Problem —
Everything in the listing below should be repeated verbatim, apart from the pictures.

- Opening Delimiter -

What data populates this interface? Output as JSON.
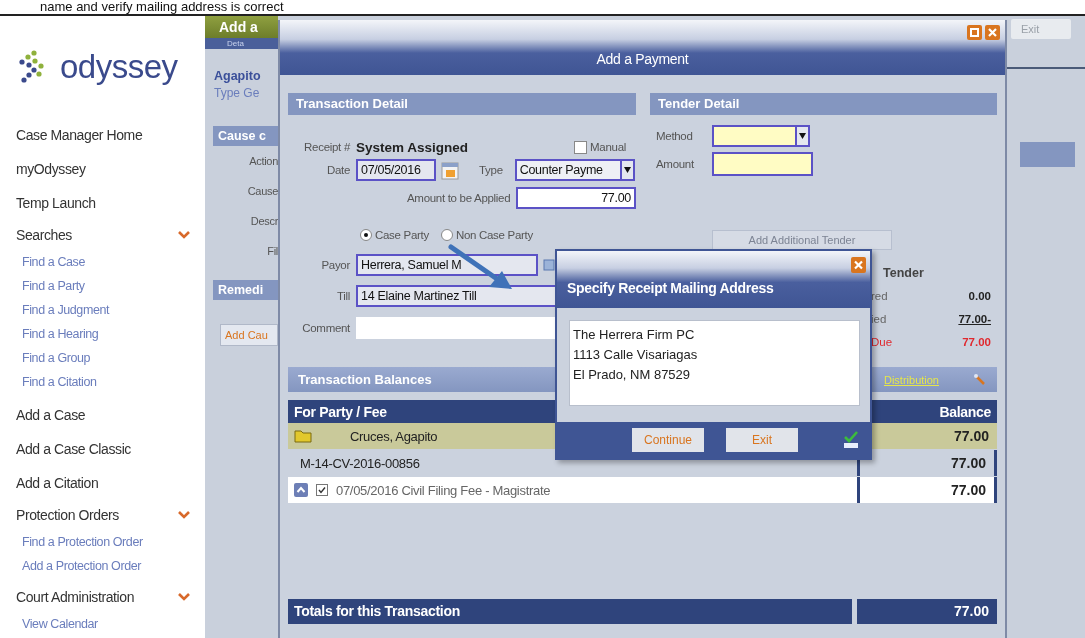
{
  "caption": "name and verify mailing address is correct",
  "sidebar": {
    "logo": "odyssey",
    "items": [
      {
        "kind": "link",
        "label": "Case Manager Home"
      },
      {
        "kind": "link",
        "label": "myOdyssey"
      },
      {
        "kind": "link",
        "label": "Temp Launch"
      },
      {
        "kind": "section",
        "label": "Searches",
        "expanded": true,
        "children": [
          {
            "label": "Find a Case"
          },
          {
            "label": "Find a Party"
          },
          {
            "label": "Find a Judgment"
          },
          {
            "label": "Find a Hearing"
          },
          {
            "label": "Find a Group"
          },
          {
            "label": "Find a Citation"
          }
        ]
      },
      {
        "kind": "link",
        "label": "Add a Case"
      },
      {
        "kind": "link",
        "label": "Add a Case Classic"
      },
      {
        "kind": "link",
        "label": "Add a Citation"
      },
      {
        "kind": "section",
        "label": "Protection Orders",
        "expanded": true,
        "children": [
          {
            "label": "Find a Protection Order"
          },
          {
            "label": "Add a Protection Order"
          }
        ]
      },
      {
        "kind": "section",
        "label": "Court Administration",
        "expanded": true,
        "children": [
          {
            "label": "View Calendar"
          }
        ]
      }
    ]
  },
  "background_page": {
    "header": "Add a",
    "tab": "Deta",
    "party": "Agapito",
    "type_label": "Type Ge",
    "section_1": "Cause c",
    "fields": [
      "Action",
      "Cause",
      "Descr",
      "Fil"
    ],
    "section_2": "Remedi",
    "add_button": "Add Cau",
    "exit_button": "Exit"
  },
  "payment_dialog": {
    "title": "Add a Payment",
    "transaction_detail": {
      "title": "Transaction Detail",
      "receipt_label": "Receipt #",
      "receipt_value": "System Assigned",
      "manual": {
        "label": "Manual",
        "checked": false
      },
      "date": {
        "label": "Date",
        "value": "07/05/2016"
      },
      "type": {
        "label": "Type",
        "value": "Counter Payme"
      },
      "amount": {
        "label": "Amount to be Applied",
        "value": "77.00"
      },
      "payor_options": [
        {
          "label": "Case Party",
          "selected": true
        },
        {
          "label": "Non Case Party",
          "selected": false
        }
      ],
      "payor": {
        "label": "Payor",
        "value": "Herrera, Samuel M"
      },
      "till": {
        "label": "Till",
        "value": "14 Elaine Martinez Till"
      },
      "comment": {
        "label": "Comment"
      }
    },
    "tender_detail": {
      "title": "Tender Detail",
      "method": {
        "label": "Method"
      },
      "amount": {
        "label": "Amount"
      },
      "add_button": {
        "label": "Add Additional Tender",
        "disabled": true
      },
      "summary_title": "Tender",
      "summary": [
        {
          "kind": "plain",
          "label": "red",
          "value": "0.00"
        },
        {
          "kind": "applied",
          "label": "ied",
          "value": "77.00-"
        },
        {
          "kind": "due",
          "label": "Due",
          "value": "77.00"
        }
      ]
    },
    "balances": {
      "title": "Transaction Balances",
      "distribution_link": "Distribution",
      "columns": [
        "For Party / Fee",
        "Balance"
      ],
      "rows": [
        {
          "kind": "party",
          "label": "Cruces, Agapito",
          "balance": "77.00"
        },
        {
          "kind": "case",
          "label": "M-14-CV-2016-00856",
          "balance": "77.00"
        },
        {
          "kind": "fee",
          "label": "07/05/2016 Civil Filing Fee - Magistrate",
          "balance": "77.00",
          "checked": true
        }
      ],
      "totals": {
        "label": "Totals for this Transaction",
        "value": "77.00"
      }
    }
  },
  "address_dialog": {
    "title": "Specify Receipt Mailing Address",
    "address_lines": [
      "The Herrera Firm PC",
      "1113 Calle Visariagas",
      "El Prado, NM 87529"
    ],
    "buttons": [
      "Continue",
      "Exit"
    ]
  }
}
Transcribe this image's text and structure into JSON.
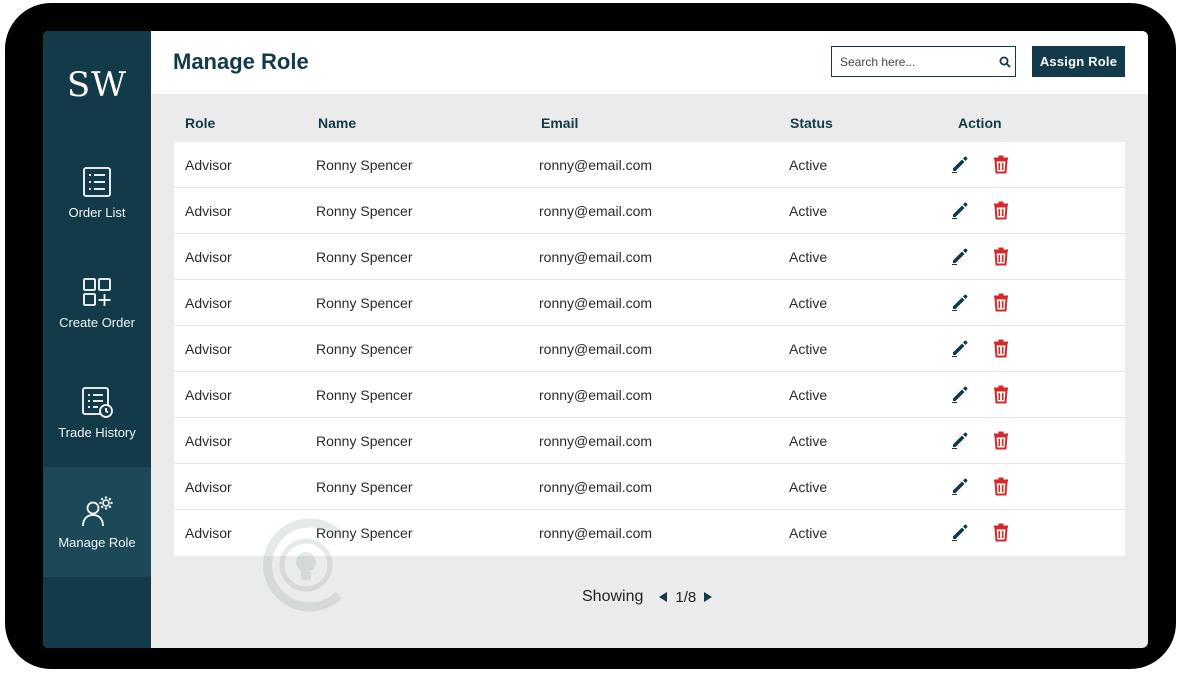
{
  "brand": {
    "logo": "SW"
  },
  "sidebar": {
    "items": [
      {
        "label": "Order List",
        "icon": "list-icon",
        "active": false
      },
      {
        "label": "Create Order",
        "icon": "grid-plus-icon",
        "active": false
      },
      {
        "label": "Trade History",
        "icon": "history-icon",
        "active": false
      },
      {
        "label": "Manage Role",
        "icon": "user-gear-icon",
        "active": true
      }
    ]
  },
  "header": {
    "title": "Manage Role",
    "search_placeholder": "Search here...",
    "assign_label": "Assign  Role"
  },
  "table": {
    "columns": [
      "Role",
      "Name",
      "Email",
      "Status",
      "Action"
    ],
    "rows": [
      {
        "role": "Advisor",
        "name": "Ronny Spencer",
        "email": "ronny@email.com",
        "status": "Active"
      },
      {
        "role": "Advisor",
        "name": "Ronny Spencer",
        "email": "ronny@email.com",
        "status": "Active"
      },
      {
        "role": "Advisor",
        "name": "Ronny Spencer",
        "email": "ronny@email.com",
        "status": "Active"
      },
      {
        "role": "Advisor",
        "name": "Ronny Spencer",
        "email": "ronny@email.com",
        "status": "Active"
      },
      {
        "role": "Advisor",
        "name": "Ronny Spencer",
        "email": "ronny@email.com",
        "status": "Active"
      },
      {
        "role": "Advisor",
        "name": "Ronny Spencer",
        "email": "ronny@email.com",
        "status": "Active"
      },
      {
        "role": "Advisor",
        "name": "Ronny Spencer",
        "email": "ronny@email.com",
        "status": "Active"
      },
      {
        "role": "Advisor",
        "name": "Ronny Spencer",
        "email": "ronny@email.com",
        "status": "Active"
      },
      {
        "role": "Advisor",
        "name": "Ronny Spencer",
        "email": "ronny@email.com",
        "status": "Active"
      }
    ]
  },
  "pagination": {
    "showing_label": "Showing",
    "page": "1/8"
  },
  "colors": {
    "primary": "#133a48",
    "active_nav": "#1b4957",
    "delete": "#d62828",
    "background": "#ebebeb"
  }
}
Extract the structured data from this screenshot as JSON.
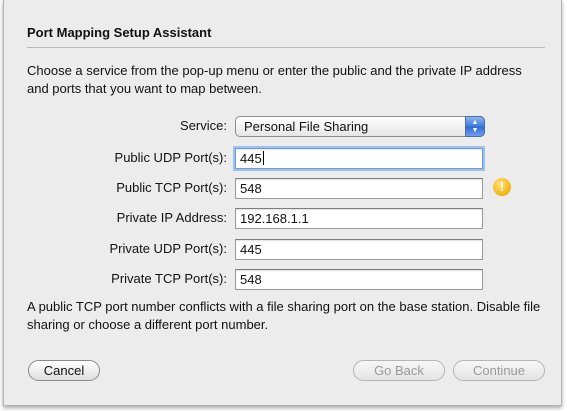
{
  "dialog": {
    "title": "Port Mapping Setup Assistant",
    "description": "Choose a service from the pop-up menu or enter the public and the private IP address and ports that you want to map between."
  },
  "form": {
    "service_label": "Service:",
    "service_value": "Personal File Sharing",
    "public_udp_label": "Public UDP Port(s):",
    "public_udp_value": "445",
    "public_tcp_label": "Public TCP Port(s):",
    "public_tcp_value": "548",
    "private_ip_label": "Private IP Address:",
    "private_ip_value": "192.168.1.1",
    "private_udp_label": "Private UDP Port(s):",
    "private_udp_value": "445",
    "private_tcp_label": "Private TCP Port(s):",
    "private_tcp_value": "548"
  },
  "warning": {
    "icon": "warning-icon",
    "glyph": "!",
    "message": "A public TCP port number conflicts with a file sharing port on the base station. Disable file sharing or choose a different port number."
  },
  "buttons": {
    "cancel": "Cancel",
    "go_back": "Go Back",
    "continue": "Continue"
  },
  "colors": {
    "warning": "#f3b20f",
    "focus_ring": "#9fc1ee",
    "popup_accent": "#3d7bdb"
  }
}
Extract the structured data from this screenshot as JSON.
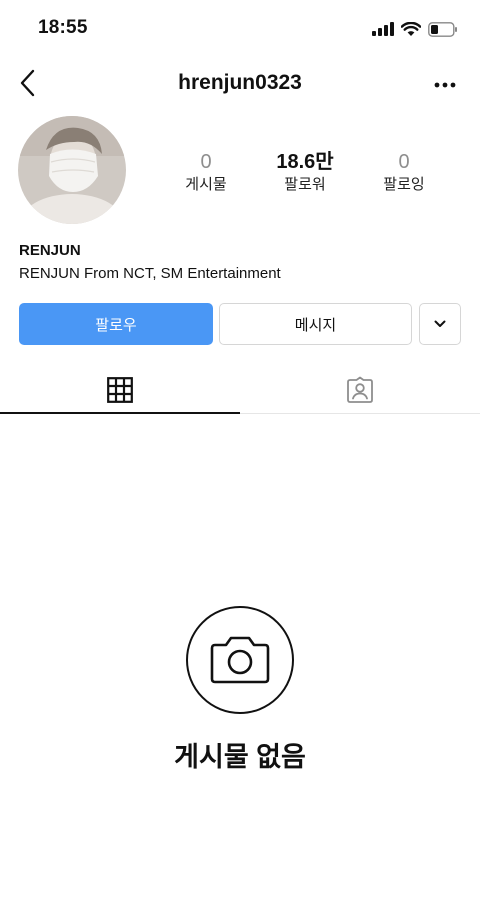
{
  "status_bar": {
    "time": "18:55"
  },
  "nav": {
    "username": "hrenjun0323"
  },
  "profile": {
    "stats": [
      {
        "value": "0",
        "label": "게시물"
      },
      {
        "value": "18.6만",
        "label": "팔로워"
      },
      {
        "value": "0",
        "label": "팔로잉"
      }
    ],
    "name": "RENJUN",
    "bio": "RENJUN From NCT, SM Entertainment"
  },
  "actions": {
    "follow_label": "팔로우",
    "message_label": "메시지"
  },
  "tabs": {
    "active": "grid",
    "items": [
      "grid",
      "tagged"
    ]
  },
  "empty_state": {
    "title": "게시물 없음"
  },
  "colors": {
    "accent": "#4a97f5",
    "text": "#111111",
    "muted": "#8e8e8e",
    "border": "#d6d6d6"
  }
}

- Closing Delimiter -

Answer section —
What data populates this interface? Output as JSON.
{
  "caption": "name and verify mailing address is correct",
  "sidebar": {
    "logo": "odyssey",
    "items": [
      {
        "kind": "link",
        "label": "Case Manager Home"
      },
      {
        "kind": "link",
        "label": "myOdyssey"
      },
      {
        "kind": "link",
        "label": "Temp Launch"
      },
      {
        "kind": "section",
        "label": "Searches",
        "expanded": true,
        "children": [
          {
            "label": "Find a Case"
          },
          {
            "label": "Find a Party"
          },
          {
            "label": "Find a Judgment"
          },
          {
            "label": "Find a Hearing"
          },
          {
            "label": "Find a Group"
          },
          {
            "label": "Find a Citation"
          }
        ]
      },
      {
        "kind": "link",
        "label": "Add a Case"
      },
      {
        "kind": "link",
        "label": "Add a Case Classic"
      },
      {
        "kind": "link",
        "label": "Add a Citation"
      },
      {
        "kind": "section",
        "label": "Protection Orders",
        "expanded": true,
        "children": [
          {
            "label": "Find a Protection Order"
          },
          {
            "label": "Add a Protection Order"
          }
        ]
      },
      {
        "kind": "section",
        "label": "Court Administration",
        "expanded": true,
        "children": [
          {
            "label": "View Calendar"
          }
        ]
      }
    ]
  },
  "background_page": {
    "header": "Add a",
    "tab": "Deta",
    "party": "Agapito",
    "type_label": "Type Ge",
    "section_1": "Cause c",
    "fields": [
      "Action",
      "Cause",
      "Descr",
      "Fil"
    ],
    "section_2": "Remedi",
    "add_button": "Add Cau",
    "exit_button": "Exit"
  },
  "payment_dialog": {
    "title": "Add a Payment",
    "transaction_detail": {
      "title": "Transaction Detail",
      "receipt_label": "Receipt #",
      "receipt_value": "System Assigned",
      "manual": {
        "label": "Manual",
        "checked": false
      },
      "date": {
        "label": "Date",
        "value": "07/05/2016"
      },
      "type": {
        "label": "Type",
        "value": "Counter Payme"
      },
      "amount": {
        "label": "Amount to be Applied",
        "value": "77.00"
      },
      "payor_options": [
        {
          "label": "Case Party",
          "selected": true
        },
        {
          "label": "Non Case Party",
          "selected": false
        }
      ],
      "payor": {
        "label": "Payor",
        "value": "Herrera, Samuel M"
      },
      "till": {
        "label": "Till",
        "value": "14 Elaine Martinez Till"
      },
      "comment": {
        "label": "Comment"
      }
    },
    "tender_detail": {
      "title": "Tender Detail",
      "method": {
        "label": "Method"
      },
      "amount": {
        "label": "Amount"
      },
      "add_button": {
        "label": "Add Additional Tender",
        "disabled": true
      },
      "summary_title": "Tender",
      "summary": [
        {
          "kind": "plain",
          "label": "red",
          "value": "0.00"
        },
        {
          "kind": "applied",
          "label": "ied",
          "value": "77.00-"
        },
        {
          "kind": "due",
          "label": "Due",
          "value": "77.00"
        }
      ]
    },
    "balances": {
      "title": "Transaction Balances",
      "distribution_link": "Distribution",
      "columns": [
        "For Party / Fee",
        "Balance"
      ],
      "rows": [
        {
          "kind": "party",
          "label": "Cruces, Agapito",
          "balance": "77.00"
        },
        {
          "kind": "case",
          "label": "M-14-CV-2016-00856",
          "balance": "77.00"
        },
        {
          "kind": "fee",
          "label": "07/05/2016 Civil Filing Fee - Magistrate",
          "balance": "77.00",
          "checked": true
        }
      ],
      "totals": {
        "label": "Totals for this Transaction",
        "value": "77.00"
      }
    }
  },
  "address_dialog": {
    "title": "Specify Receipt Mailing Address",
    "address_lines": [
      "The Herrera Firm PC",
      "1113 Calle Visariagas",
      "El Prado, NM 87529"
    ],
    "buttons": [
      "Continue",
      "Exit"
    ]
  }
}
Transcribe this image's text and structure into JSON.
{
  "brand": {
    "logo": "SW"
  },
  "sidebar": {
    "items": [
      {
        "label": "Order List",
        "icon": "list-icon",
        "active": false
      },
      {
        "label": "Create Order",
        "icon": "grid-plus-icon",
        "active": false
      },
      {
        "label": "Trade History",
        "icon": "history-icon",
        "active": false
      },
      {
        "label": "Manage Role",
        "icon": "user-gear-icon",
        "active": true
      }
    ]
  },
  "header": {
    "title": "Manage Role",
    "search_placeholder": "Search here...",
    "assign_label": "Assign  Role"
  },
  "table": {
    "columns": [
      "Role",
      "Name",
      "Email",
      "Status",
      "Action"
    ],
    "rows": [
      {
        "role": "Advisor",
        "name": "Ronny Spencer",
        "email": "ronny@email.com",
        "status": "Active"
      },
      {
        "role": "Advisor",
        "name": "Ronny Spencer",
        "email": "ronny@email.com",
        "status": "Active"
      },
      {
        "role": "Advisor",
        "name": "Ronny Spencer",
        "email": "ronny@email.com",
        "status": "Active"
      },
      {
        "role": "Advisor",
        "name": "Ronny Spencer",
        "email": "ronny@email.com",
        "status": "Active"
      },
      {
        "role": "Advisor",
        "name": "Ronny Spencer",
        "email": "ronny@email.com",
        "status": "Active"
      },
      {
        "role": "Advisor",
        "name": "Ronny Spencer",
        "email": "ronny@email.com",
        "status": "Active"
      },
      {
        "role": "Advisor",
        "name": "Ronny Spencer",
        "email": "ronny@email.com",
        "status": "Active"
      },
      {
        "role": "Advisor",
        "name": "Ronny Spencer",
        "email": "ronny@email.com",
        "status": "Active"
      },
      {
        "role": "Advisor",
        "name": "Ronny Spencer",
        "email": "ronny@email.com",
        "status": "Active"
      }
    ]
  },
  "pagination": {
    "showing_label": "Showing",
    "page": "1/8"
  },
  "colors": {
    "primary": "#133a48",
    "active_nav": "#1b4957",
    "delete": "#d62828",
    "background": "#ebebeb"
  }
}
Extract the structured data from this screenshot as JSON.
{
  "dialog": {
    "title": "Port Mapping Setup Assistant",
    "description": "Choose a service from the pop-up menu or enter the public and the private IP address and ports that you want to map between."
  },
  "form": {
    "service_label": "Service:",
    "service_value": "Personal File Sharing",
    "public_udp_label": "Public UDP Port(s):",
    "public_udp_value": "445",
    "public_tcp_label": "Public TCP Port(s):",
    "public_tcp_value": "548",
    "private_ip_label": "Private IP Address:",
    "private_ip_value": "192.168.1.1",
    "private_udp_label": "Private UDP Port(s):",
    "private_udp_value": "445",
    "private_tcp_label": "Private TCP Port(s):",
    "private_tcp_value": "548"
  },
  "warning": {
    "icon": "warning-icon",
    "glyph": "!",
    "message": "A public TCP port number conflicts with a file sharing port on the base station. Disable file sharing or choose a different port number."
  },
  "buttons": {
    "cancel": "Cancel",
    "go_back": "Go Back",
    "continue": "Continue"
  },
  "colors": {
    "warning": "#f3b20f",
    "focus_ring": "#9fc1ee",
    "popup_accent": "#3d7bdb"
  }
}
Extract the structured data from this screenshot as JSON.
{
  "status_bar": {
    "time": "18:55"
  },
  "nav": {
    "username": "hrenjun0323"
  },
  "profile": {
    "stats": [
      {
        "value": "0",
        "label": "게시물"
      },
      {
        "value": "18.6만",
        "label": "팔로워"
      },
      {
        "value": "0",
        "label": "팔로잉"
      }
    ],
    "name": "RENJUN",
    "bio": "RENJUN From NCT, SM Entertainment"
  },
  "actions": {
    "follow_label": "팔로우",
    "message_label": "메시지"
  },
  "tabs": {
    "active": "grid",
    "items": [
      "grid",
      "tagged"
    ]
  },
  "empty_state": {
    "title": "게시물 없음"
  },
  "colors": {
    "accent": "#4a97f5",
    "text": "#111111",
    "muted": "#8e8e8e",
    "border": "#d6d6d6"
  }
}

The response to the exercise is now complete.